As someone who fell in love with the stage production of RENT, I was rather apprehensive of its success as a film adaptation. My apprehension was spawned, in part, because I find it a little weird when people spontaneously burst into song, but in stage musicals I can believe it. This is where the problem of making the jump from stage to the big screen comes in and the reason that most stage musicals fail as movies, but others, like RENT, manage to make the transition.
The film begins with the most popular song, “Seasons of Love,” with all eight cast members standing on a bare soundstage, each in their own spotlight. Opening with the musical’s signature song was a great way to introduce viewers to the major theme of the story: love. From there, the film follows the original arc of the story about eight friends as they struggle with poverty, drug addiction, relationships and AIDS at the end of the 1980s.
The biggest problem with the film is the chemistry between the characters. All but two are from the original stage cast. Many of the cast members seem tired of their roles, delivering extremely rehearsed performances. But newcomer Rosario Dawson (Mimi), and original cast members Anthony Rapp and Wilson Jermaine Heredia deliver energetic and inspired performances.
It has taken RENT almost 10 years to make the jump from stage to screen. It started as a stage reading in 1993 and debuted as a musical in 1996. The musical garnered rave reviews and a huge cult following during its time on Broadway and as a traveling production. Jonathon Larson, the musical’s creator, died of an undiagnosed brain aneurysm only hours before the stage production’s debut. Larson’s death is said to have brought the cast together in ways they might not have before. Many of the original cast members reprised their roles in the film version.
If anything, RENT embraces its song and dance numbers, transitioning from dialogue to fully choreographed songs with only slight clumsiness. The film adaptation of RENT makes no effort to hide its Broadway roots; it embraces the original stage version, merely trying to enhance, not revamp.
The film version allows audiences to see close-ups of the cast’s faces, something that is difficult to get in the theater setting unless you can afford orchestra seats. Director Chris Columbus takes full advantage of the film medium, creating montages and dream sequences not possible in the play.
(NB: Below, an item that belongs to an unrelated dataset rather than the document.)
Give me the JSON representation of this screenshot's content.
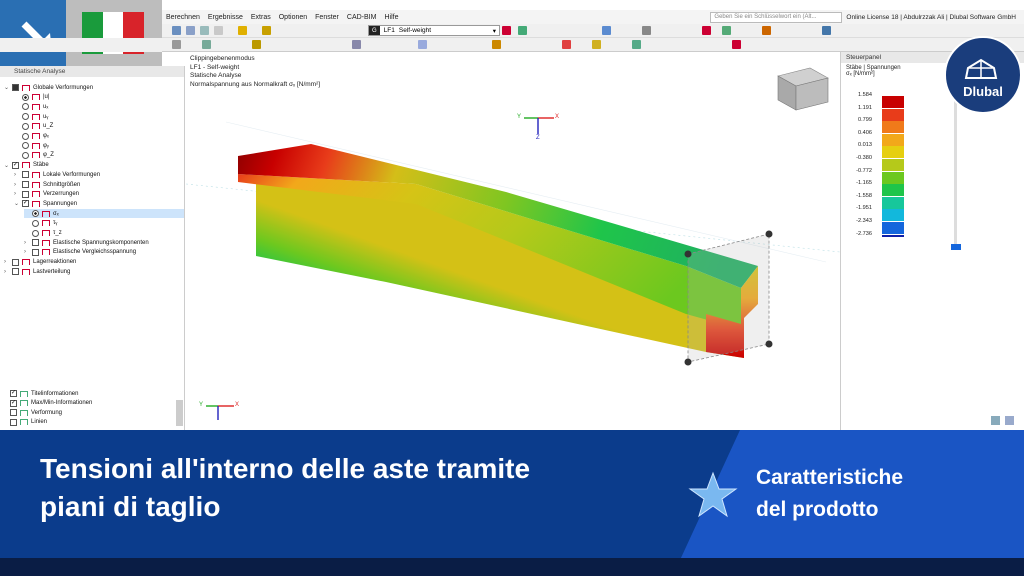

All in all, fans of the stage version may take issue with the film version; the questionable chemistry between cast members does not leave audiences with the bittersweet feeling of the stage performance. But the advantages of film win out over the restrictions of the stage.